Is It Suitable For Music? Should you upgrade your computer? Here's the definitive guide Most musicians will be tempted by Windows XP's promise of greater robustness and stability, which it shares with Windows Although some musicians may have heard that Windows XP combines the stability of Windows with the hardware support of Windows 98, this doesn't mean that you can necessarily use the same drivers and software versions.
Despite such warnings, some people still seem determined to upgrade before they check whether or not their existing hardware has suitable drivers, and whether or not their applications will run on it. I've spotted queries on user forums from musicians whose Windows XP PCs give an error when attempting to install one of their favourite applications, asking what to do next. Soundcard Drivers Before you even think of installing Windows XP, you should download all the necessary drivers and available updates from the appropriate manufacturers' web sites.

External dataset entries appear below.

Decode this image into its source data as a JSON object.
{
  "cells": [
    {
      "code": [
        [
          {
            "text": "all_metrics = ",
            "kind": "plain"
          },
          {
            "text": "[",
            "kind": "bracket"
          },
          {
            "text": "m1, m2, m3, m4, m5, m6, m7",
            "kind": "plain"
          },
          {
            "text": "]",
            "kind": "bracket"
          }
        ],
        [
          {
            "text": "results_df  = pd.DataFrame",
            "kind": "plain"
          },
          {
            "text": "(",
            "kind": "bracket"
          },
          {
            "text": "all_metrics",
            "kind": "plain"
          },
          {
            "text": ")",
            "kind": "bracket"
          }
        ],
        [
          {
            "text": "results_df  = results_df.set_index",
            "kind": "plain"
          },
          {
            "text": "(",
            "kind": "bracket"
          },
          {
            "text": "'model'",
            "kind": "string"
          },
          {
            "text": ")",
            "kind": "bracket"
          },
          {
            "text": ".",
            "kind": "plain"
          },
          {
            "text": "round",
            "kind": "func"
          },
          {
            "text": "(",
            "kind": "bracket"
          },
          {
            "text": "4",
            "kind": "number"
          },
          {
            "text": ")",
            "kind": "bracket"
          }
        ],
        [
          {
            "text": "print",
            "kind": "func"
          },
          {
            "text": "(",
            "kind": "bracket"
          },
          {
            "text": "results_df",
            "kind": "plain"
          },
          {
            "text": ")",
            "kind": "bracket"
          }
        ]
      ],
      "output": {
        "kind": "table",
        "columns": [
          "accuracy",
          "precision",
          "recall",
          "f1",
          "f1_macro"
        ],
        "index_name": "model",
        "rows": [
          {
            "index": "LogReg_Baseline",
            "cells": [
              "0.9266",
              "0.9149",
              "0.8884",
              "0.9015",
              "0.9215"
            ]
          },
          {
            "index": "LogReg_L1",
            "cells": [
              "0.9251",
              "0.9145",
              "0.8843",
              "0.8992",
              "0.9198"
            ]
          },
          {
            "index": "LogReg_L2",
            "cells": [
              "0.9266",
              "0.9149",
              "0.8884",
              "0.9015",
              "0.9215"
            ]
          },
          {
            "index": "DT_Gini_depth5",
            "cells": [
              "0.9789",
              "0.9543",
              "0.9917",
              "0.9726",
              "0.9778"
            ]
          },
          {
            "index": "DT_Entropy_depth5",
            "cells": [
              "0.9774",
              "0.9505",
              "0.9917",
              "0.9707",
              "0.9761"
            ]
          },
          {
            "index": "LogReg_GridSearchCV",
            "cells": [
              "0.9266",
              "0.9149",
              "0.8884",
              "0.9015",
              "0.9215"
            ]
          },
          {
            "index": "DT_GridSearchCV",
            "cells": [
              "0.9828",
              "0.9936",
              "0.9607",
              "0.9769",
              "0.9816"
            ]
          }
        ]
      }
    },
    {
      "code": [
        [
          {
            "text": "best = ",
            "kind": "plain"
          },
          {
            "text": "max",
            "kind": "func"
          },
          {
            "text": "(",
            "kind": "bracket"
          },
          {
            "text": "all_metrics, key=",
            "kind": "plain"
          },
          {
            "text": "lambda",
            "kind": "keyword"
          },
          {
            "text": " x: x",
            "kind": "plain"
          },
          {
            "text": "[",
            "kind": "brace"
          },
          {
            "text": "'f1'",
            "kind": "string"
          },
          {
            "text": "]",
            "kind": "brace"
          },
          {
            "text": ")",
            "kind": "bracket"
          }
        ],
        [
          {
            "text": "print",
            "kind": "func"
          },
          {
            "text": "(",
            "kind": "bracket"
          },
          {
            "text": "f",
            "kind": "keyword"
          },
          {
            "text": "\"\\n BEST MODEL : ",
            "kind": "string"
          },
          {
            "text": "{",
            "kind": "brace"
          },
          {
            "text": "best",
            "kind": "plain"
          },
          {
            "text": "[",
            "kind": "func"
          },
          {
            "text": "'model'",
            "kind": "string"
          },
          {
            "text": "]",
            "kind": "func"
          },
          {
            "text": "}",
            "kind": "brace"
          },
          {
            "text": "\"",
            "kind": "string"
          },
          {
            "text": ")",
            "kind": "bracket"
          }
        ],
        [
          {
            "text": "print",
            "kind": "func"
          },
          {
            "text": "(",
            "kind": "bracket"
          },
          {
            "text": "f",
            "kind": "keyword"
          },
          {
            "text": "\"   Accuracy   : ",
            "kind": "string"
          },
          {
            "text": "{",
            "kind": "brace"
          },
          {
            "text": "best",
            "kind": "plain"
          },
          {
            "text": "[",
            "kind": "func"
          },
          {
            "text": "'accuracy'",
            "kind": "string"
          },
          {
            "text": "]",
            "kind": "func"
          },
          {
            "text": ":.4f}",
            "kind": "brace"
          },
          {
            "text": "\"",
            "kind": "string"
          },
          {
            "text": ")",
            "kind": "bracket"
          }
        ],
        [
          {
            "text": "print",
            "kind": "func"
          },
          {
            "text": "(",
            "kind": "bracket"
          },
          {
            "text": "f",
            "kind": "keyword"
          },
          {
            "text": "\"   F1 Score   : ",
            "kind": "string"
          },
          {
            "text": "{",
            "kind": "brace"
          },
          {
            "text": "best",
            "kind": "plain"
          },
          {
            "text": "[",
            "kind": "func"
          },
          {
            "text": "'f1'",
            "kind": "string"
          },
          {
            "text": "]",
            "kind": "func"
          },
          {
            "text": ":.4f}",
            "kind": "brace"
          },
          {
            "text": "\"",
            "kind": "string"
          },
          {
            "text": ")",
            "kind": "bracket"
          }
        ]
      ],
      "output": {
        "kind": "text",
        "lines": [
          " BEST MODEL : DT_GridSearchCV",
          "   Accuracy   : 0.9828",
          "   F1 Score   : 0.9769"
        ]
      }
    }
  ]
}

If none of these exist then you should hold off buying Windows XP until they do, or replace the offending item with one that has XP support. You will certainly need at least 1. Windows 3. Some music applications are also better uninstalled before you upgrade to XP. One example is Wavelab 3. If you intend to upgrade an existing installation, you can run the setup file directly from within your current version of Windows, which makes it very easy. Home Or Professional? You don't for instance have to supply any personal details at all to get it: Once you have your confirmation ID, you can reinstall Windows XP as many times as you like, as long as you don't reformat your hard drive, which erases the activation status.
Most people's biggest worry is that they won't be able to upgrade any of their hardware and carry on using XP without getting Microsoft's permission. By far the best approach is to wait until the majority of your 30 days are up before activating. This will allow you enough time to track down suitable drivers, change any rogue hardware that refuses to run, and install more RAM if you feel you need it. Pricing Issues With two editions of Windows XP available in both full, upgrade, and full OEM Original Equipment Manufacturer versions, it's worth finding out which one is the best for you, as they aren't cheap.
The upgrade versions of Windows XP are significantly cheaper, as long as you have one of the qualifying operating systems already installed, but there also seems to be another much cheaper route. However, it's now much easier to do this, as the rules have been relaxed. Only one default new skin is included, and no editor, but others are already popping up as free downloads on the Internet.
Those with more conservative leanings can revert to the 'classic' look of the Windows 98 family, and thankfully skins don't seem to impose any significant CPU overhead, as long as you disable the graphic fades and scrolls to make operations feel more immediate.
The redesigned Start Menu includes many more icons that previously appeared on the desktop, which reduces clutter, although you can revert to the classic design if you prefer.
A new version of TweakUI is available to further customise your settings. Clicking or hovering over the 'All Programs' arrow at the bottom launches the familiar cascading menus.
There's plenty of customisation options too, including control over what icons appear, their size, and how many recently used programs are displayed, but the 'classic' design is still available for anyone who prefers it. Newcomers will probably find this easier to use, although once again you can switch to the 'classic' view if you prefer. Although you could set up accounts on previous versions of Windows, there wasn't enough customisation to make it worthwhile for most musicians.
This time it's different. The first user is always the Administrator, with full rights to change anything on the PC, while further users can have their access restricted in various areas useful for studio customers or children, for instance.
He writes troubleshooting content and is the General Manager of Lifewire. Windows XP is not distributed online so there isn't a legitimate way to get a Windows XP download, even from Microsoft. No matter where you find it, be it through a torrent website or some other software distribution website, any XP download you come across online is likely illegal. The only guaranteed legal course of action when you need a copy of Windows XP is to actually buy a new copy of Windows XP.
It's really that simple. An important downside to a free Windows XP download is that it's too easy for it to include malware or other unwanted software bundled in with the operating system. On that note, if you manage to get a hold of a Windows XP ISO , it would need valid license information in order to activate , and most OS downloads come with crackers and keygens that attempt to authenticate the software illegally, which you should avoid. It's the Windows XP Product Key That's Valuable In many ways, what you actually pay for when you legally purchase a copy of Windows XP is the product key sometimes referred to as a CD key or key code, or incorrectly as the serial number.
This unique number is required during an installation of Windows XP. Microsoft isn't on board with that argument, though.
One time only XP are cover all the professional user requirement, there are lots of Company software, ATm booth , Data management software, Industrial works Software are maintain buy Windows XP whats that? I think all are new on running user are not properly known about Windows XP , But all most all Computer user before Windows Xp is the only one way to use windows and more then billion of computer use its there computer. XP is world most secure and popular Operating system that give you very powerful user experience. Windows XP released August 24, with full of world wide, so almost 10 years they lead the Full world with there XP professional, home and business version.